"But both you and your confidant will feel better once the problem is out in the open," she adds. "It is likely that they suspected something was wrong due to your changing behaviour, and this way they will be relieved that you have finally revealed what it is – despite still being worried for you."
"The third step is to block your access to the type of gambling you are addicted to. Then, to all and any forms of gambling.
"This will put an end to your habit and – with the help of your confidant – you will be more likely to stay away from the gambling websites and apps than had you attempted to quit by yourself. This way, you will be letting someone down if you relapse into your gambling ways.
"This step will allow you to realise that gambling is not the escape you believed it to be," says the addiction expert. "People use online gambling as an escape – something to distract them from the stresses and pressure of juggling what they feel are overwhelming work and home commitments. However, eventually, you will realise that it is not a solution, and that the inevitable losses begin a cycle of problems, and the issues from which you were initially trying to run are intensified."
"Another common problem that only serves to exacerbate the secrecy of the habit is that the gambler is afraid that their addiction will be misunderstood and viewed as greed," Karter reveals. "Many also simply can’t comprehend the actual odds of them winning, and this drives the problem deeper underground.
"Therefore, the next step is to overcome this shame and embarrassment, realise that your confidant will not think that it is greed, and ask them if they will help you manage your finances for a short period of time – four weeks is a good start.
"By giving someone else control of your money," Karter continues, "be this a bank account or credit cards, you will have the burden lifted from your shoulders momentarily, and this will make it easier to move on. During this time, it is advisable to seek debt management – as unmanageable debt simply drives the addictive cycle of loss chasing. Loss chasing, when you keep gambling to win back money you've already lost, is one of the hardest habits to break."
"Taking away your access to gambling will not take away your cravings to gamble," warns the addiction therapist. "So – as is the case with beating any addiction – you will experience a withdrawal period. This tends to feel the worst for the first week or so after quitting gambling, so it is imperative to stay busy during this time – preferably in the company of others to distract yourself.
"It is of paramount importance that you don’t think about how one more gamble could give you the big win that would sort out all of your problems – this is a fantasy. When you are addicted to gambling you are in a no win situation.
"But, if this withdrawal becomes unbearable and you begin to feel stressed, depressed or anxious, talk to your GP."
"After four weeks free from gambling, you should begin to feel better," Karter forecasts. "The cravings should have lessened and, if you sought out a friend to help you with your debt, your finances should also be on the path to recovery. This month can also be made a lot easier if professional help is sought.

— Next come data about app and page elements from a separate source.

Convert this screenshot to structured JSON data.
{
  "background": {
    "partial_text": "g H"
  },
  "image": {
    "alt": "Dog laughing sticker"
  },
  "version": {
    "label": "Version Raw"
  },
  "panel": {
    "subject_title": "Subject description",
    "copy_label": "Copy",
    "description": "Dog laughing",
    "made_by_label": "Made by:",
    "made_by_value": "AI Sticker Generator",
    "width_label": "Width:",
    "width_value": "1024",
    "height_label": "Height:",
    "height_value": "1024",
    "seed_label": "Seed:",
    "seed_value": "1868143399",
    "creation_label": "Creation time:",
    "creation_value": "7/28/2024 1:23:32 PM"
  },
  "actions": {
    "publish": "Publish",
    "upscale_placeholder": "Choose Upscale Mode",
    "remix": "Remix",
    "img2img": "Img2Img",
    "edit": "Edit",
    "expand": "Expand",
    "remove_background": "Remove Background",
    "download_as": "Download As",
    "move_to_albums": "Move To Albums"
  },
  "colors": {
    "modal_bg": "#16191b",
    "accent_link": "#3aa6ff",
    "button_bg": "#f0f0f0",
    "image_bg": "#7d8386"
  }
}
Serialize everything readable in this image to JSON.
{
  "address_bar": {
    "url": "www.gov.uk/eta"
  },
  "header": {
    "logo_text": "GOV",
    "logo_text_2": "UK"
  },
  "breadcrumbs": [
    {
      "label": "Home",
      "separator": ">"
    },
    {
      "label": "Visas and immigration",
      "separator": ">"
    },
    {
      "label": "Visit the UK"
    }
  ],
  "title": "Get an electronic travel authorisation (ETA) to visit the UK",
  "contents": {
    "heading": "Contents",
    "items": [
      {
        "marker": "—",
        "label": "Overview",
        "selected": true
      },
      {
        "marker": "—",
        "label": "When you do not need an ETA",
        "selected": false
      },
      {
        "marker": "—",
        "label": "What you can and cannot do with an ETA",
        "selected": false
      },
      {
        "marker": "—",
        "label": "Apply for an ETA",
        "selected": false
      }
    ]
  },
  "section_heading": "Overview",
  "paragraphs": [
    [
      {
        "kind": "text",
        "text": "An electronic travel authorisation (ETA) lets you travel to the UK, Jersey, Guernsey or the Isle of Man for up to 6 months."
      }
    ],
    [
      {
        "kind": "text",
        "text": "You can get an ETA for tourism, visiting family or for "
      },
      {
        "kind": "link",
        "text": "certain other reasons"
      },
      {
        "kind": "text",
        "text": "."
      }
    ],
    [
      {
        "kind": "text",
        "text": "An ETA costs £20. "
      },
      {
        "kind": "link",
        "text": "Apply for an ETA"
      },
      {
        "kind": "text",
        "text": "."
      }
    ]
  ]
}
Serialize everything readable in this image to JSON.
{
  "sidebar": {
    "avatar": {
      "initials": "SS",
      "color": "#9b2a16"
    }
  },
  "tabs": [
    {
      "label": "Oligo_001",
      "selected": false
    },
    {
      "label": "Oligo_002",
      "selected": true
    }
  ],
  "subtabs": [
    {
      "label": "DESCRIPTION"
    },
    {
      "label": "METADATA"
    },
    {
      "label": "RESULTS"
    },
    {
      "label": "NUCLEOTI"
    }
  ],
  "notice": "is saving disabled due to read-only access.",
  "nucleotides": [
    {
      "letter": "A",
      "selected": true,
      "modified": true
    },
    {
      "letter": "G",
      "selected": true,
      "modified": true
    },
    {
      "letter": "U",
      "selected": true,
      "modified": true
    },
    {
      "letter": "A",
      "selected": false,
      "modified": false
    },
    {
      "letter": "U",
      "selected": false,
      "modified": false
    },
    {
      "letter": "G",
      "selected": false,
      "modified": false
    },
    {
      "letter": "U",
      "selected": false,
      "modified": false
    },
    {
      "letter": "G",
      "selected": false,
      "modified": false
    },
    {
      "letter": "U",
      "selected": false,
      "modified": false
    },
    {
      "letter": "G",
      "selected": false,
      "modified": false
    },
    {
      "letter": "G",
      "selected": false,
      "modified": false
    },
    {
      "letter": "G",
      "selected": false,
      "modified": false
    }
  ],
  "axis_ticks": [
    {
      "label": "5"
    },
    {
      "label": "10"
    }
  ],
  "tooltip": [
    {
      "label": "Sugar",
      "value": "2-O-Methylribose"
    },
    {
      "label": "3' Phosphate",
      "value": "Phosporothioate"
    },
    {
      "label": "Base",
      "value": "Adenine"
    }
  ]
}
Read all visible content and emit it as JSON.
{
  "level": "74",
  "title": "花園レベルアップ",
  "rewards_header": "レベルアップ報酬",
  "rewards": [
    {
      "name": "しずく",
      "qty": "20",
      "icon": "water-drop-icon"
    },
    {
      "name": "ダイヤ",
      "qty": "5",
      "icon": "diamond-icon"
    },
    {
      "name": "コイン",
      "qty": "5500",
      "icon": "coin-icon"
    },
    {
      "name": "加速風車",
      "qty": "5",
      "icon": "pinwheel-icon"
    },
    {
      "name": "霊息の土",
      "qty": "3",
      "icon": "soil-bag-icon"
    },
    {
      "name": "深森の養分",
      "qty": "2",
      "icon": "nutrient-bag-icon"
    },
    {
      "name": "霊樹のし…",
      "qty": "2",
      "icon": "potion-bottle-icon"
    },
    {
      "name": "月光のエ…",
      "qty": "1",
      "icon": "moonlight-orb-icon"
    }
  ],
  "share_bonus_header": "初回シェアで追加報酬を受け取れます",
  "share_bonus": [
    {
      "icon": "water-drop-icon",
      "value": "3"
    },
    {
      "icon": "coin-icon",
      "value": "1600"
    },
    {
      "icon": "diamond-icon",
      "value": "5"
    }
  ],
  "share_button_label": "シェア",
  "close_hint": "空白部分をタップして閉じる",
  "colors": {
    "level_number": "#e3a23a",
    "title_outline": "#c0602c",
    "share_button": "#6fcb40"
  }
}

"However, this time can also be uncertain – it hasn’t been that long since you gave up the force that was driving your life. As a result, you should focus on how everyone who has successfully given up online gambling and is now leading a rewarding and wholesome life once felt as you do now. Simply keep telling yourself that you are not the first person to be going through this process, and that it is entirely possible for you - like others have before - to free yourself of addictive online gambling."
For more information, visit GamCare, the UK's national help line for people with gambling problems